Who eau be fonndai Mrs. LS. Ita wis'board?
ing house, corner Camden and Marion sta.
ftc is i'ds.? the authorized Agent to contract
for Advertisements and Subscriptions to tho
RICHMOND DAUA' TIMES, bovine U>.?
larqcxt. (jU.il>- circulation ot any newspaper
in thc South, now itcarb 10,000 copies. Mer
. ?... M?- and ??itiv: s .\?l consult l! civ ine rest
1". -IMII': ?in- a oa'L July iii Cl*
A G
\Y \YT SPPPMEU ?
STEWS FROM . 11 L \QTJA R TERS!
TOE FHm&X
PUBLISHED
At tim Capital of South Carolina,
COLUMBI ^Lm
isr.r?
THE SAILV PHOENIX,
ISST I'D ev. rv movnimr except Sun.hiv. is
filled with t'lie LATEST SEWS, (bv ?.ol"
graph, mails, etc..) EDiT?RJAL. CORRES
!'HS DENCE, M f SC F. I.LA NV, POETRY,
STORIES, etc. This is thc only daily paper
in the. State outside of tltfcHy.Vf <Jhar!?ston.
Tile Tri-Weekly Phoenix,
i *
For country circulation, is published every
Tuesday. Thursday and Saturday, and ha.?
all thc reading matter of interest ?joittauied
in this daily issues of thi'week.
WEEKLY GLEANER,'
A HOM!-: COMPANION.
,\s its name indicates, is intcndi d as a
FAMILY JOURNAL, and i- published every
Wednesday, it- will contain Fight Pages,
?d' Portv Columns. The cream of thc News.
Miscellany. Tales, etc., ni the "Daily and
Tri-wo klv will be found in its columns.
TERMS-INVARIABLY IN ADVANCE.
Dailv, ono year.$10 1)0
? . ihre.'- months. : : 00
Tri-Wceklv, one year ... 7 00
? ' three, months. 2 00
Weekly, one year. fe Ot)
. .. ' three months. 1 25
Advertisements inserted rn the Dally Vr
Tri-Weekly at ?1 a square for the lirst in?
sertion, and 7"> cents for each subsequent
insertion. Weekly advertisements il a
simare every insertion. ?
JOB WORK, .
Hitch a?s HAND-BILLS, CARDS, CIRCU?

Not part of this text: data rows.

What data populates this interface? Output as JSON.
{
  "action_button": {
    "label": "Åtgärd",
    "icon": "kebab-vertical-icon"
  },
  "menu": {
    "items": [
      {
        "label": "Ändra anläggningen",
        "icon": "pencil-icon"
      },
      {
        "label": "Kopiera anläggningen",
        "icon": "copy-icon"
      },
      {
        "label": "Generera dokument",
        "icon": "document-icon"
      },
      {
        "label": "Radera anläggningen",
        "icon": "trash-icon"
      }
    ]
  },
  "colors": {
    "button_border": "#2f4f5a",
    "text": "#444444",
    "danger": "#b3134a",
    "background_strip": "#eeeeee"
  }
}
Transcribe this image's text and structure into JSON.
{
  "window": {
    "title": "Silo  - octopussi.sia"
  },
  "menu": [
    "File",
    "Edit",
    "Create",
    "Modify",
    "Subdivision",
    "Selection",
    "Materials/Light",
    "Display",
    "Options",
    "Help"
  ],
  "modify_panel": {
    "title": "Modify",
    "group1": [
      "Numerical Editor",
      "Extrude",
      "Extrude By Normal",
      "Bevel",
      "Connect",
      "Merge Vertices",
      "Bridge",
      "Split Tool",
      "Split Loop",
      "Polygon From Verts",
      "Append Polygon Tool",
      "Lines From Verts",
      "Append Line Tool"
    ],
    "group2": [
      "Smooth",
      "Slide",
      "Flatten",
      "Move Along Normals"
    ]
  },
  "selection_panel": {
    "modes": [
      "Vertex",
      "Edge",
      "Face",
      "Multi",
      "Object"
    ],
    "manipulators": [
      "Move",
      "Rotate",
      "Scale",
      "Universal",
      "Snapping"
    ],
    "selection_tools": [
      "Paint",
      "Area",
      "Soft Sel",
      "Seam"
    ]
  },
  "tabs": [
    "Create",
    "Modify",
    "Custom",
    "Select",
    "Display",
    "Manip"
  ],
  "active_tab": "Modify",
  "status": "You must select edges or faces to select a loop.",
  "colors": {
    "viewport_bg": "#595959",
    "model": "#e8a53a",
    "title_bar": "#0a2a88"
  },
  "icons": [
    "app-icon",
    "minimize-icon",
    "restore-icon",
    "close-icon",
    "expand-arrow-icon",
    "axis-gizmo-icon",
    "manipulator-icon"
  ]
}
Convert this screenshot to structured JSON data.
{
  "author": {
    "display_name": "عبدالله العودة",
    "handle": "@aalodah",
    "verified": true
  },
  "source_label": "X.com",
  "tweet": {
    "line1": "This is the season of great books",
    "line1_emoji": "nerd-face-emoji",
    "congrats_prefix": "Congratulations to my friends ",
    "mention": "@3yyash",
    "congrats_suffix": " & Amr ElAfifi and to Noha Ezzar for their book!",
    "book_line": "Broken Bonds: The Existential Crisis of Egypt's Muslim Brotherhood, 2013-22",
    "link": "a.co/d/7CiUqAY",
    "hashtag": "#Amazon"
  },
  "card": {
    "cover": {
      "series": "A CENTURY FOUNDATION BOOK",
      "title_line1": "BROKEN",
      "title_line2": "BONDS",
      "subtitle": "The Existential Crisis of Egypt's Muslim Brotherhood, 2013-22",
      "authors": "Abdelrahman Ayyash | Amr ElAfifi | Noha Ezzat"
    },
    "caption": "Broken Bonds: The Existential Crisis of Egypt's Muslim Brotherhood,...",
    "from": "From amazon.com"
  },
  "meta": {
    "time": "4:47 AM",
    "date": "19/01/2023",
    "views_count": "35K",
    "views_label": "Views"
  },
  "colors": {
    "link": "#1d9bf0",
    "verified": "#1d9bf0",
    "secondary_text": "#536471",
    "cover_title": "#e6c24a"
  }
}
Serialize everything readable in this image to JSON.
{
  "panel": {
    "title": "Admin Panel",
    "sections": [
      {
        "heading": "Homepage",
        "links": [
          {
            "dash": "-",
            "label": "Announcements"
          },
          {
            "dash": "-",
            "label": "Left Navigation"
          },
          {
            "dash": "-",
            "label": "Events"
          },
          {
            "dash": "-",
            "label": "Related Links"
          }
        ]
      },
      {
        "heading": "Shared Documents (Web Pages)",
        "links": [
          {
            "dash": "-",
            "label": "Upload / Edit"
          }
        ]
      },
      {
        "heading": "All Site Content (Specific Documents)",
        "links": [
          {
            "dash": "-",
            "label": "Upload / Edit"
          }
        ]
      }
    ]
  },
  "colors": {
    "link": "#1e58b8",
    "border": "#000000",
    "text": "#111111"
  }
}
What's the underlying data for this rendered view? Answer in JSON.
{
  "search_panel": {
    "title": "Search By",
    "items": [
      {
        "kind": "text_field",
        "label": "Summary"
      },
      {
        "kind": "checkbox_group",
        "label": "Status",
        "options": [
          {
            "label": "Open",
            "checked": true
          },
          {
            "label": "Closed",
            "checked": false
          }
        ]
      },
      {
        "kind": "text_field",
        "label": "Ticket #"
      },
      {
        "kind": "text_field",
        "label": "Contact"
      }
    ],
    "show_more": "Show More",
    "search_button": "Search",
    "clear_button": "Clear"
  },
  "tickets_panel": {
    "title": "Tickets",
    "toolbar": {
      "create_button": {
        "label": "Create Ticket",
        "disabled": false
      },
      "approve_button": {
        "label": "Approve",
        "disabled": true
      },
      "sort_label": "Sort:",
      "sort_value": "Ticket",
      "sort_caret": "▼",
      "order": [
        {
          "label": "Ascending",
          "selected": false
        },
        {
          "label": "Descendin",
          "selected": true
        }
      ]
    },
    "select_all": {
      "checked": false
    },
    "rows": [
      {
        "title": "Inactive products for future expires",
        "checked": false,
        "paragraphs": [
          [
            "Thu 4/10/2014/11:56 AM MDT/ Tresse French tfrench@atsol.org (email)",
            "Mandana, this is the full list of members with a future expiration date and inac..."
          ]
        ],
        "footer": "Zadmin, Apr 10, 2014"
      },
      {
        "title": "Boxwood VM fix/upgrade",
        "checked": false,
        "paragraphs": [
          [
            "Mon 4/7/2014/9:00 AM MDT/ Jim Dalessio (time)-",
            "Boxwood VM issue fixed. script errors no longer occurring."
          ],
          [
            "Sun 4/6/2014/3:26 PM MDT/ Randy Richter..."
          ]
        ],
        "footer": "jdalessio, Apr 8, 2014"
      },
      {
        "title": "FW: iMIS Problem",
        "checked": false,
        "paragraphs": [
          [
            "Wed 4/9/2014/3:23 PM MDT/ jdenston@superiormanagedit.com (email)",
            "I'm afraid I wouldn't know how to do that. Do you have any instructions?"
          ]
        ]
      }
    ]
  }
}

LARS, ^KIN-PLASTERS, etc., ex?cuter?
promptly and ai reasonable rates.
JVZJZAX A. DSSBY,
Julv ?? ?-.;.'>hr-?o.- ?;? Prorrjetcr

xml | txt